- [WHAT THE EXERCISE ASKS] Wherever a line in the records below contains "Wire", copy that line.

[Website and app data records]

-=-=-

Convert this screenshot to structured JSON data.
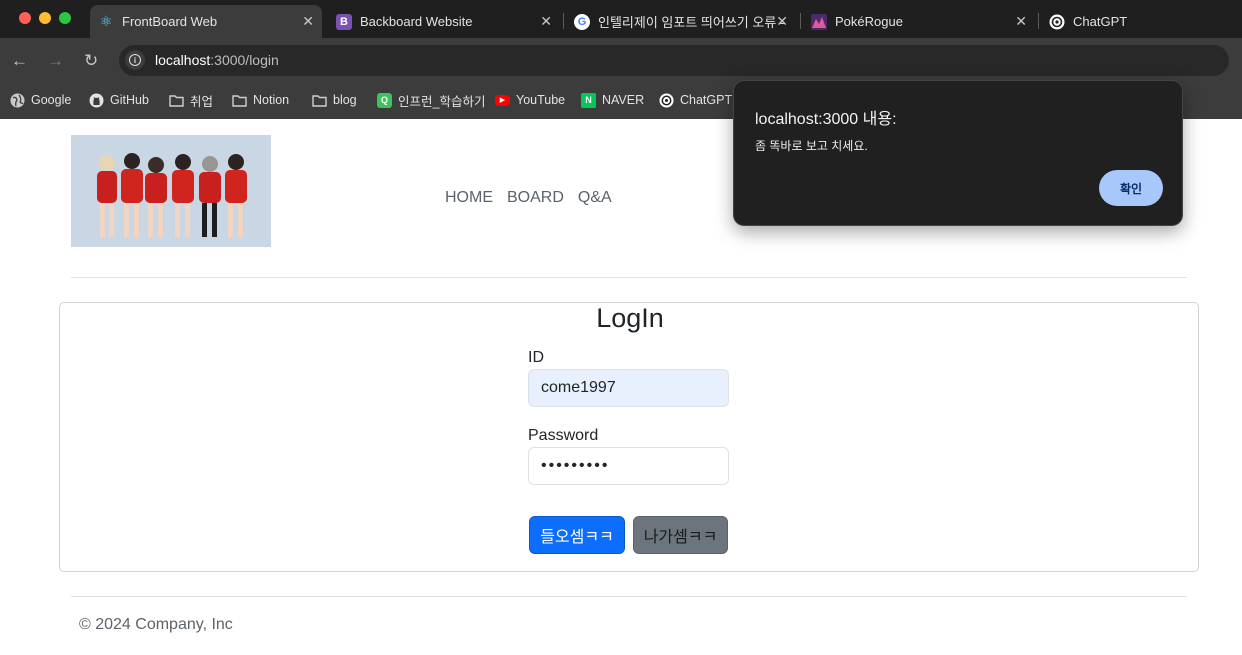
{
  "browser": {
    "tabs": [
      {
        "title": "FrontBoard Web",
        "icon": "react-icon",
        "active": true
      },
      {
        "title": "Backboard Website",
        "icon": "bootstrap-icon",
        "active": false
      },
      {
        "title": "인텔리제이 임포트 띄어쓰기 오류 -",
        "icon": "google-icon",
        "active": false
      },
      {
        "title": "PokéRogue",
        "icon": "pokerogue-icon",
        "active": false
      },
      {
        "title": "ChatGPT",
        "icon": "chatgpt-icon",
        "active": false
      }
    ],
    "close_glyph": "✕",
    "nav": {
      "back": "←",
      "forward": "→",
      "reload": "↻"
    },
    "url": {
      "host": "localhost",
      "rest": ":3000/login"
    },
    "site_info_glyph": "i",
    "bookmarks": [
      {
        "label": "Google",
        "icon": "globe-icon"
      },
      {
        "label": "GitHub",
        "icon": "github-icon"
      },
      {
        "label": "취업",
        "icon": "folder-icon"
      },
      {
        "label": "Notion",
        "icon": "folder-icon"
      },
      {
        "label": "blog",
        "icon": "folder-icon"
      },
      {
        "label": "인프런_학습하기",
        "icon": "inflearn-icon"
      },
      {
        "label": "YouTube",
        "icon": "youtube-icon"
      },
      {
        "label": "NAVER",
        "icon": "naver-icon"
      },
      {
        "label": "ChatGPT",
        "icon": "chatgpt-icon"
      }
    ],
    "bookmark_glyphs": {
      "react": "⚛",
      "bootstrap": "B",
      "google": "G",
      "naver": "N",
      "inflearn": "Q",
      "youtube": "▶"
    }
  },
  "page": {
    "nav": {
      "home": "HOME",
      "board": "BOARD",
      "qa": "Q&A"
    },
    "login": {
      "title": "LogIn",
      "id_label": "ID",
      "id_value": "come1997",
      "password_label": "Password",
      "password_value": "•••••••••",
      "submit_label": "들오셈ㅋㅋ",
      "exit_label": "나가셈ㅋㅋ"
    },
    "footer": "© 2024 Company, Inc"
  },
  "alert": {
    "title": "localhost:3000 내용:",
    "message": "좀 똑바로 보고 치세요.",
    "ok_label": "확인"
  },
  "colors": {
    "primary": "#0d6efd",
    "secondary": "#6c757d",
    "autofill": "#e8f0fe",
    "alert_bg": "#202020",
    "alert_ok": "#a8c7fa"
  }
}
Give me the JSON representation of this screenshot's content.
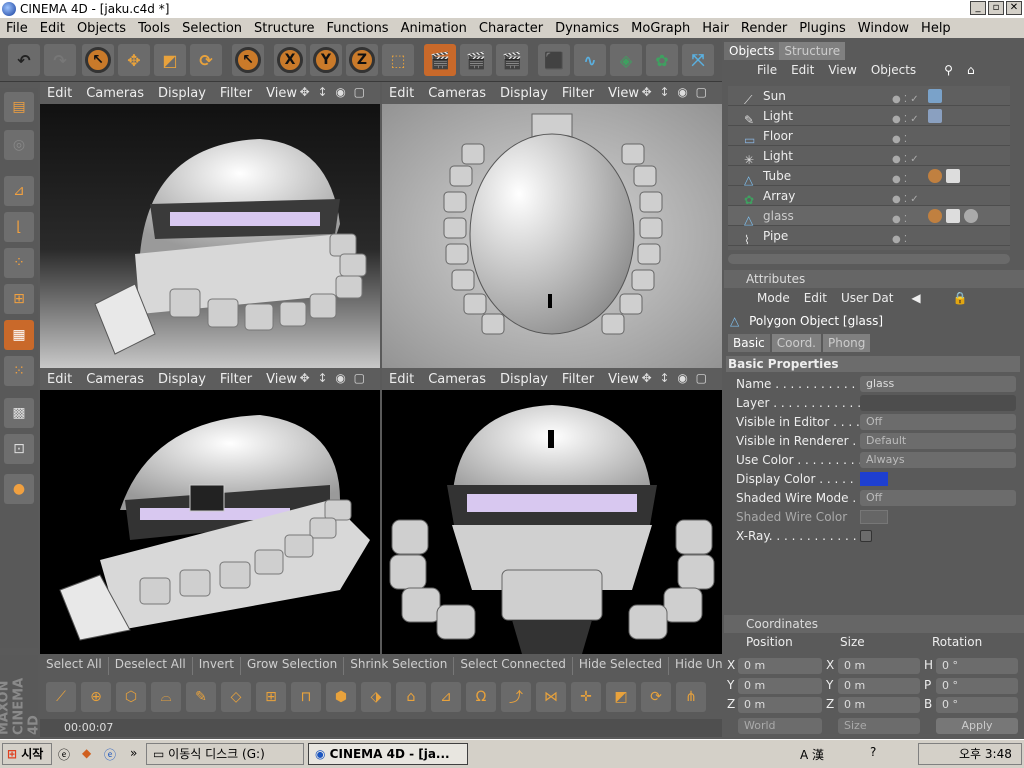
{
  "window": {
    "title": "CINEMA 4D - [jaku.c4d *]",
    "minimize": "_",
    "maximize": "▫",
    "close": "✕"
  },
  "menu": [
    "File",
    "Edit",
    "Objects",
    "Tools",
    "Selection",
    "Structure",
    "Functions",
    "Animation",
    "Character",
    "Dynamics",
    "MoGraph",
    "Hair",
    "Render",
    "Plugins",
    "Window",
    "Help"
  ],
  "toolbar": {
    "x": "X",
    "y": "Y",
    "z": "Z"
  },
  "viewport_menu": [
    "Edit",
    "Cameras",
    "Display",
    "Filter",
    "View"
  ],
  "viewport_nav": "✥ ↕ ◉ ▢",
  "object_panel": {
    "tabs": [
      "Objects",
      "Structure"
    ],
    "menu": [
      "File",
      "Edit",
      "View",
      "Objects"
    ],
    "objects": [
      {
        "name": "Sun",
        "icon": "light-icon"
      },
      {
        "name": "Light",
        "icon": "light-icon"
      },
      {
        "name": "Floor",
        "icon": "floor-icon"
      },
      {
        "name": "Light",
        "icon": "light-icon"
      },
      {
        "name": "Tube",
        "icon": "tube-icon"
      },
      {
        "name": "Array",
        "icon": "array-icon"
      },
      {
        "name": "glass",
        "icon": "polygon-icon"
      },
      {
        "name": "Pipe",
        "icon": "pipe-icon"
      }
    ]
  },
  "attributes": {
    "title": "Attributes",
    "menu": [
      "Mode",
      "Edit",
      "User Dat"
    ],
    "object_name": "Polygon Object [glass]",
    "tabs": [
      "Basic",
      "Coord.",
      "Phong"
    ],
    "section": "Basic Properties",
    "rows": [
      {
        "label": "Name . . . . . . . . . . . . .",
        "value": "glass"
      },
      {
        "label": "Layer . . . . . . . . . . . . .",
        "value": ""
      },
      {
        "label": "Visible in Editor . . . . .",
        "value": "Off"
      },
      {
        "label": "Visible in Renderer . .",
        "value": "Default"
      },
      {
        "label": "Use Color . . . . . . . . . .",
        "value": "Always"
      },
      {
        "label": "Display Color . . . . .",
        "value": ""
      },
      {
        "label": "Shaded Wire Mode . .",
        "value": "Off"
      },
      {
        "label": "Shaded Wire Color",
        "value": ""
      },
      {
        "label": "X-Ray. . . . . . . . . . . . .",
        "value": ""
      }
    ],
    "display_color": "#1e3fd0"
  },
  "coordinates": {
    "title": "Coordinates",
    "headers": [
      "Position",
      "Size",
      "Rotation"
    ],
    "rows": [
      {
        "a": "X",
        "av": "0 m",
        "b": "X",
        "bv": "0 m",
        "c": "H",
        "cv": "0 °"
      },
      {
        "a": "Y",
        "av": "0 m",
        "b": "Y",
        "bv": "0 m",
        "c": "P",
        "cv": "0 °"
      },
      {
        "a": "Z",
        "av": "0 m",
        "b": "Z",
        "bv": "0 m",
        "c": "B",
        "cv": "0 °"
      }
    ],
    "world": "World",
    "size": "Size",
    "apply": "Apply"
  },
  "selection_bar": [
    "Select All",
    "Deselect All",
    "Invert",
    "Grow Selection",
    "Shrink Selection",
    "Select Connected",
    "Hide Selected",
    "Hide Unse"
  ],
  "status": {
    "time": "00:00:07"
  },
  "maxon": "MAXON CINEMA 4D",
  "taskbar": {
    "start": "시작",
    "disk": "이동식 디스크 (G:)",
    "app": "CINEMA 4D - [ja...",
    "time": "오후 3:48",
    "quick": "»",
    "ime": "A 漢"
  }
}
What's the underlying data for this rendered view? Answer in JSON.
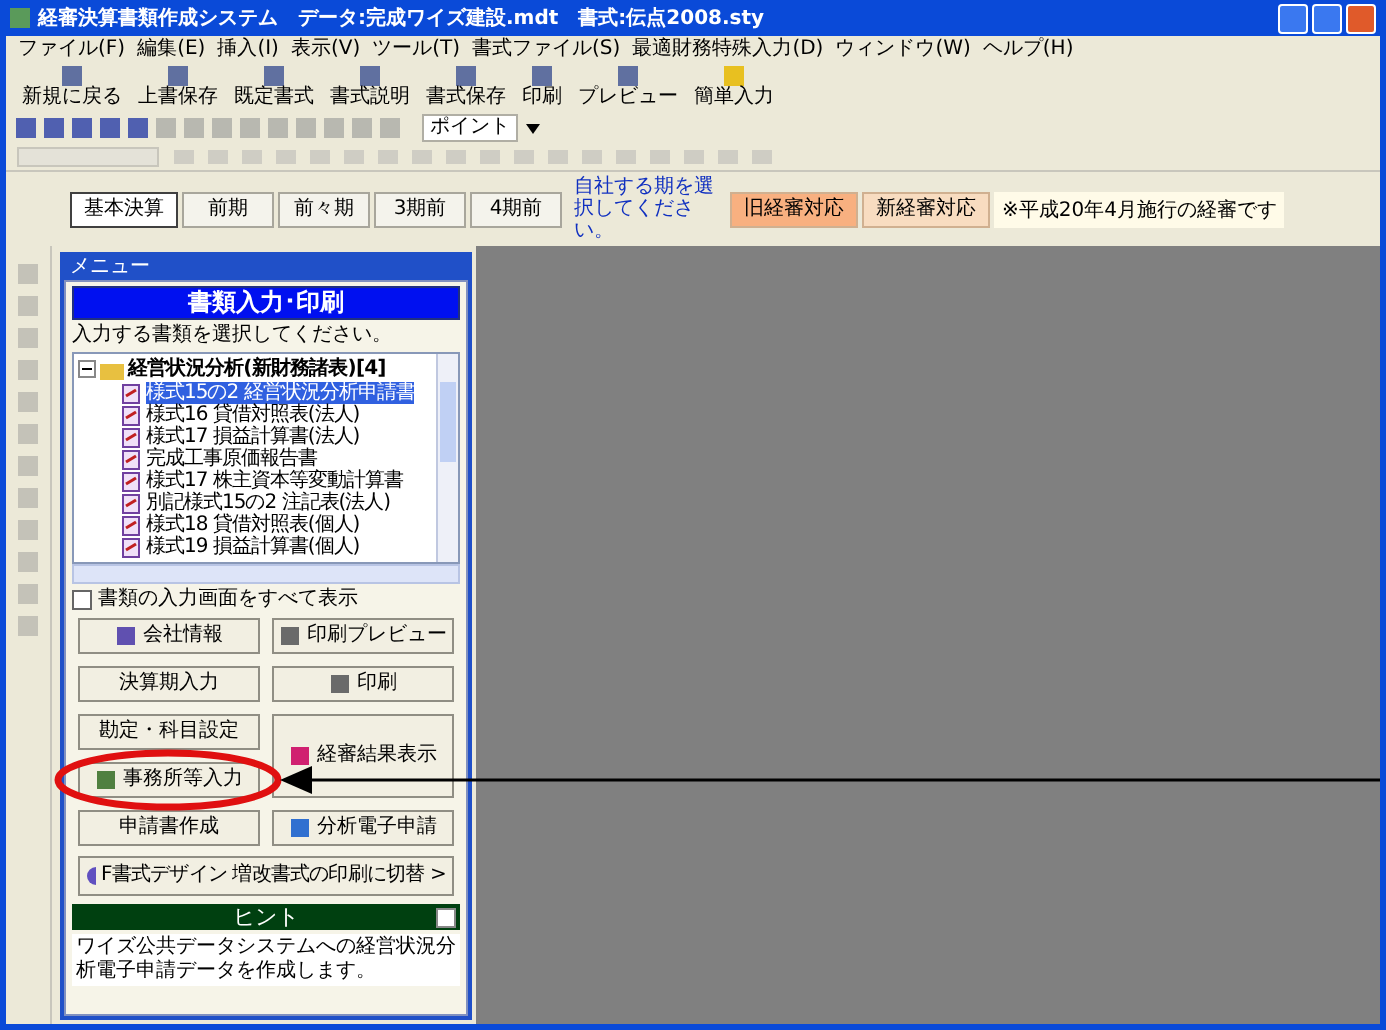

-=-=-

- [SOLUTION FOR THIS EXERCISE]
        "label": "Shaded Wire Mode . .",
        "label": "Shaded Wire Color",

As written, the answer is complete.